*WORK TO BE COMPLETED:* Restate all of the entries exactly, each line as it stands.

*Data about app and page elements:*
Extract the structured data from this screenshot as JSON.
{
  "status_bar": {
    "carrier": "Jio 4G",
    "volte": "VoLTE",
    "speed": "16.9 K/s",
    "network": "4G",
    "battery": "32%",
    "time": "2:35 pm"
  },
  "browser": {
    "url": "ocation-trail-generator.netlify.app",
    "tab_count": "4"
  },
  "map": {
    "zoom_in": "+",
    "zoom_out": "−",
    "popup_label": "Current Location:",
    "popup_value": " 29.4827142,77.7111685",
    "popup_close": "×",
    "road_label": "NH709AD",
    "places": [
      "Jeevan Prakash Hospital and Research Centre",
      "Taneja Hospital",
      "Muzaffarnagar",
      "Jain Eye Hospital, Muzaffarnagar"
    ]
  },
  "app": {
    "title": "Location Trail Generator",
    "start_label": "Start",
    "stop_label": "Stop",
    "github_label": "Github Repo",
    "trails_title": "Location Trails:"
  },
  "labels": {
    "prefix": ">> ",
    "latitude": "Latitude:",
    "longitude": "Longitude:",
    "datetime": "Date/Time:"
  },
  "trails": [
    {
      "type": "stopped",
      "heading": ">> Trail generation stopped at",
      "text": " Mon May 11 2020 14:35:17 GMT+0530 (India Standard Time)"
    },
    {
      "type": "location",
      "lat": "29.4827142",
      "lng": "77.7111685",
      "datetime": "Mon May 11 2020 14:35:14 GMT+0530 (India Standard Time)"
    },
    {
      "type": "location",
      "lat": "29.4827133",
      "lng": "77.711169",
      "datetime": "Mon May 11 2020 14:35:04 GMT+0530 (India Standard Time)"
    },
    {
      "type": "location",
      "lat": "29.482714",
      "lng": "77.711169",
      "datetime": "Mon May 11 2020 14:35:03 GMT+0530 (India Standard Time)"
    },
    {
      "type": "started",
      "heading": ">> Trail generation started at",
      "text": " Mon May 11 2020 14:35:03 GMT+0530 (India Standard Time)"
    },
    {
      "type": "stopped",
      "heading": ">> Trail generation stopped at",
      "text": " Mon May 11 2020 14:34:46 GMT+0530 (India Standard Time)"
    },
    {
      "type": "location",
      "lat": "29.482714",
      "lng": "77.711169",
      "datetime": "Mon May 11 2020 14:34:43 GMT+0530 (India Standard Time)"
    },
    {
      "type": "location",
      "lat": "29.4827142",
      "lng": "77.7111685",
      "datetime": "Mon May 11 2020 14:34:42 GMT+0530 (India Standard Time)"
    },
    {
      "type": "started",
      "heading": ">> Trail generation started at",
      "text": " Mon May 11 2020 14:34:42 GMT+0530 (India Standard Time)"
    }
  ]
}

*THE COMPLETED TASK:*
Extract the structured data from this screenshot as JSON.
{
  "status_bar": {
    "carrier": "Jio 4G",
    "volte": "VoLTE",
    "speed": "16.9 K/s",
    "network": "4G",
    "battery": "32%",
    "time": "2:35 pm"
  },
  "browser": {
    "url": "ocation-trail-generator.netlify.app",
    "tab_count": "4"
  },
  "map": {
    "zoom_in": "+",
    "zoom_out": "−",
    "popup_label": "Current Location:",
    "popup_value": " 29.4827142,77.7111685",
    "popup_close": "×",
    "road_label": "NH709AD",
    "places": [
      "Jeevan Prakash Hospital and Research Centre",
      "Taneja Hospital",
      "Muzaffarnagar",
      "Jain Eye Hospital, Muzaffarnagar"
    ]
  },
  "app": {
    "title": "Location Trail Generator",
    "start_label": "Start",
    "stop_label": "Stop",
    "github_label": "Github Repo",
    "trails_title": "Location Trails:"
  },
  "labels": {
    "prefix": ">> ",
    "latitude": "Latitude:",
    "longitude": "Longitude:",
    "datetime": "Date/Time:"
  },
  "trails": [
    {
      "type": "stopped",
      "heading": ">> Trail generation stopped at",
      "text": " Mon May 11 2020 14:35:17 GMT+0530 (India Standard Time)"
    },
    {
      "type": "location",
      "lat": "29.4827142",
      "lng": "77.7111685",
      "datetime": "Mon May 11 2020 14:35:14 GMT+0530 (India Standard Time)"
    },
    {
      "type": "location",
      "lat": "29.4827133",
      "lng": "77.711169",
      "datetime": "Mon May 11 2020 14:35:04 GMT+0530 (India Standard Time)"
    },
    {
      "type": "location",
      "lat": "29.482714",
      "lng": "77.711169",
      "datetime": "Mon May 11 2020 14:35:03 GMT+0530 (India Standard Time)"
    },
    {
      "type": "started",
      "heading": ">> Trail generation started at",
      "text": " Mon May 11 2020 14:35:03 GMT+0530 (India Standard Time)"
    },
    {
      "type": "stopped",
      "heading": ">> Trail generation stopped at",
      "text": " Mon May 11 2020 14:34:46 GMT+0530 (India Standard Time)"
    },
    {
      "type": "location",
      "lat": "29.482714",
      "lng": "77.711169",
      "datetime": "Mon May 11 2020 14:34:43 GMT+0530 (India Standard Time)"
    },
    {
      "type": "location",
      "lat": "29.4827142",
      "lng": "77.7111685",
      "datetime": "Mon May 11 2020 14:34:42 GMT+0530 (India Standard Time)"
    },
    {
      "type": "started",
      "heading": ">> Trail generation started at",
      "text": " Mon May 11 2020 14:34:42 GMT+0530 (India Standard Time)"
    }
  ]
}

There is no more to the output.